An obstacle to early detection of type 1 diabetes has been the lack of direct, non-invasive technologies to visualize inflammation in the pancreas, an early manifestation of disease.
Instead, clinicians have had to await overt symptoms before diagnosing an individual, by which time destruction of the insulin-producing beta cells of the pancreas has already progressed significantly.
Recent proof-of-principle experiments by Joslin Diabetes Center and Massachusetts General Hospital ( MGH ) researchers, however, offer hope that physicians may one day be able to identify individuals with preclinical type 1 diabetes, and to assess the effectiveness of therapies much earlier than is now possible. Findings of the study is published in the Journal of Clinical Investigation.
Type 1 diabetes is an autoimmune disease in which the body's immune system mistakenly attacks its own insulin-producing beta cells and eventually kills them.
Early in this process, white blood cells called T lymphocytes infiltrate the islets of the pancreas ( an inflammatory condition known as insulitis ), causing the blood vessels to become leaky.
Over time, this infiltration of lymphocytes destroys the beta cells, leading to high blood glucose and full-blown diabetes. Today, the only accurate method for detecting the progression or regression of insulitis is a biopsy of the pancreas, which is almost never performed because it is an invasive and potentially risky procedure.
" The most exciting aspect of this study is that it demonstrates that we can, at least in mice, use a non-invasive imaging method to predict at a very early time whether a drug will stop the progression of diabetes or not.
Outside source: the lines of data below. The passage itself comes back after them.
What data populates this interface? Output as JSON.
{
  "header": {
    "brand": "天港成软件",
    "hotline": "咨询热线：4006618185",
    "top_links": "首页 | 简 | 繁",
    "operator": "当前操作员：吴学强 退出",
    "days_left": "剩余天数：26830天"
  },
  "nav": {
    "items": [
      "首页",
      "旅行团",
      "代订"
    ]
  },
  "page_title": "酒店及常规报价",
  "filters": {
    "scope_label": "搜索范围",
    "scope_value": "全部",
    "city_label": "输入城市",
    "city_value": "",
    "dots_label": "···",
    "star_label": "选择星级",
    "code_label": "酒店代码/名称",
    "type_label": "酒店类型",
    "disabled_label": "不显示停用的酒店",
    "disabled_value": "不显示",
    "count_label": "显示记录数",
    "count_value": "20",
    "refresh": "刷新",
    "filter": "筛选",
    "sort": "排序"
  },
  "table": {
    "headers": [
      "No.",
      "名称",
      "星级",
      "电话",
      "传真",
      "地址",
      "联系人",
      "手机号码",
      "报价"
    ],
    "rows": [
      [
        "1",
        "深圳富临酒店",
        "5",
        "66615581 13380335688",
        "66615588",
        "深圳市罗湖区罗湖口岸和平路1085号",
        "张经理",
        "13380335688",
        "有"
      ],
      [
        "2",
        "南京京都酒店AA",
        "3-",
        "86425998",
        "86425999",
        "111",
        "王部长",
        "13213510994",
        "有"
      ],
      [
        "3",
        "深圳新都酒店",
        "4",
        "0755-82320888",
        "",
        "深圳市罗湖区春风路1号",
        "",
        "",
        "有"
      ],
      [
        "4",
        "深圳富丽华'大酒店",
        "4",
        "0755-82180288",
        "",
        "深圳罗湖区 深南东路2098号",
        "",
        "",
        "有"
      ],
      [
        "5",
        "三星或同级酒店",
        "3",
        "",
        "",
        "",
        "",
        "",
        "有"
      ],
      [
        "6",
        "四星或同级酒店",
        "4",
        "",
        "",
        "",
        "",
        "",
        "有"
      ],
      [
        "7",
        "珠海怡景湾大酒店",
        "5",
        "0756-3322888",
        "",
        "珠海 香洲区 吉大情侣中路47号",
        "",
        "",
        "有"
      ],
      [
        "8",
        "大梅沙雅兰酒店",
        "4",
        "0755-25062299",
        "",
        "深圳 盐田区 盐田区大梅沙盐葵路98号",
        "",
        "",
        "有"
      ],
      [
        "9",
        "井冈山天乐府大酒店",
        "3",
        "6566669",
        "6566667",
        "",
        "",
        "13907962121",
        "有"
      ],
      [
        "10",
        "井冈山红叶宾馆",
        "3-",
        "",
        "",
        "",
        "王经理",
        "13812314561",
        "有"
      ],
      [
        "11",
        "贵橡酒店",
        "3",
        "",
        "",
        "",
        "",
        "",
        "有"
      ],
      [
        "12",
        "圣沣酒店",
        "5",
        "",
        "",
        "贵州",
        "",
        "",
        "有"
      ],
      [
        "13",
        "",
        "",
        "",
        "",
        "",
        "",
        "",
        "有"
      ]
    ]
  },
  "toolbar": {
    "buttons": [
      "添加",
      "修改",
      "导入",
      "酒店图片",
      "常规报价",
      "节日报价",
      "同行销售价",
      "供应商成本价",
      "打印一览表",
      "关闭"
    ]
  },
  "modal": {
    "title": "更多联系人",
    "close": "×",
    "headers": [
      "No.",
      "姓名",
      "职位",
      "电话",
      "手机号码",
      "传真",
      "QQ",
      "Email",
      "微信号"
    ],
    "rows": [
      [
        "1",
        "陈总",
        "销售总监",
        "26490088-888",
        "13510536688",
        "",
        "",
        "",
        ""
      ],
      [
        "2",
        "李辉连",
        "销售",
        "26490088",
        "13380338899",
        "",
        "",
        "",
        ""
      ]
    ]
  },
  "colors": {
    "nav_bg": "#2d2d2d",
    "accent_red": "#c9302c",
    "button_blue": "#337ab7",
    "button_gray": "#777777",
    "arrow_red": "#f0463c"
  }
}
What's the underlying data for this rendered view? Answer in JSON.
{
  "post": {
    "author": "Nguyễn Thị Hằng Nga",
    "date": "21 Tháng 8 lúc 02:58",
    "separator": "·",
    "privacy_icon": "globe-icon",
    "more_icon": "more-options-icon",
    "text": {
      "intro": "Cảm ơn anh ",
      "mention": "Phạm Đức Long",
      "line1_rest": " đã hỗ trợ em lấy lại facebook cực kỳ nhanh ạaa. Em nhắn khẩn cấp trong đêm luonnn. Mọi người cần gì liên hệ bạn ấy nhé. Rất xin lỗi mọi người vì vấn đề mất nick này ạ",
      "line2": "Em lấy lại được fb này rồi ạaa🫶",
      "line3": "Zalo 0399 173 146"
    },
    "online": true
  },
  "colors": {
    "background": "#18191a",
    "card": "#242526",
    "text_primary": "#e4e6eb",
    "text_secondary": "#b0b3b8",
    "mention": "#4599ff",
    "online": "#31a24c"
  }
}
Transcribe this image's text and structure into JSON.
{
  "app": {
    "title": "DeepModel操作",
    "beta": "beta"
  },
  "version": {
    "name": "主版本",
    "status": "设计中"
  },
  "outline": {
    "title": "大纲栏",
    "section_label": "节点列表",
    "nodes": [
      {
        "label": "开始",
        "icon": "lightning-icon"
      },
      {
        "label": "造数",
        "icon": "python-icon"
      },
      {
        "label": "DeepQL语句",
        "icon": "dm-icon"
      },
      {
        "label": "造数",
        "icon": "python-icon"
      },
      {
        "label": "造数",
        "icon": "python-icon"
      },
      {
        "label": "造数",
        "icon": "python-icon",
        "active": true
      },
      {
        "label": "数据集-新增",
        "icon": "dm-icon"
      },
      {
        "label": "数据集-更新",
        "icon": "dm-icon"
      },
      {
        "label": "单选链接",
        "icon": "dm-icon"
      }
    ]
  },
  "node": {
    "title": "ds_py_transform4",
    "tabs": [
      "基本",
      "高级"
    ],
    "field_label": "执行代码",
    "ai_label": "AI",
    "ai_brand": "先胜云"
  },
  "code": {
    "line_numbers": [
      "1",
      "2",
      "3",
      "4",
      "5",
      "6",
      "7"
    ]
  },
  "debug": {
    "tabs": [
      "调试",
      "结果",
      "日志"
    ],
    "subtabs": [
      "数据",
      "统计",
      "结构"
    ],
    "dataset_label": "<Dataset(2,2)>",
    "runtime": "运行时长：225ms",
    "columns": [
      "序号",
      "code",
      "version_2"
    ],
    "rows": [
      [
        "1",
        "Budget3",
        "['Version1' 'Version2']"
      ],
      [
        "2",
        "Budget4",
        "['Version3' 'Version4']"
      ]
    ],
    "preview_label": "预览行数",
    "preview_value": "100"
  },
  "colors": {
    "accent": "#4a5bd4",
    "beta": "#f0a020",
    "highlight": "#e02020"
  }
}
In fact, the drug we used in these proof-of-principle experiments is analogous to one currently being tried in humans with diabetes, and so far showing great promise," said Diane Mathis, who led the study together with Christophe Benoist, also from Joslin, and Ralph Weissleder, of MGH.
In this study, the Joslin and MGH researchers used a new imaging technique to reveal the otherwise undetectable inflammation of pancreatic islets in recently diagnosed diabetic mice.
As T lymphocytes invade the pancreas, blood vessels swell, become more permeable, and leak fluid as well as small molecules carried in the fluid into surrounding tissues.
In previous experiments, the researchers demonstrated that this leakage can be detected with the help of magnetic nanoparticles ( MNP ) and magnetic resonance imaging ( MRI ).
After being injected intravenously, these MNPs, which are minute particles of iron oxide, travel through the blood vessels of the body including the pancreas.
If pancreatic vessels have become leaky from inflammation, the magnetic particles spill into nearby tissues, where they are "eaten" by scavenger cells called macrophages. Thus, the MNPs become concentrated at the inflamed site and can be spotted by high-resolution MRI.
In their recent study, the researchers applied the MRI-MNP technique to determine whether they could predict which mice would develop autoimmune diabetes and monitor the effectiveness of immune therapy aimed at reversing diabetes.
The goal of this study was to gather data on mouse models that could guide the safe application of the technique in human patients with, or at risk of, type 1 diabetes.
Results of this study suggest that the MRI-MNP imaging technology may be helpful in identifying people at immediate risk of developing autoimmune diabetes, but most of all for early prediction of response to therapy, which might be very useful for reducing the time and cost of clinical trials.
" Because the results in mice looked so good, and because our MGH colleagues have already successfully used essentially the same drug on many patients with prostate cancer," said Benoist, " we have been able to move relatively quickly into clinical trials." Turvey added: " We hope to know soon whether we can use this drug and imaging technique to monitor pancreas inflammation in humans."
Source: Joslin Diabetes Center, 2005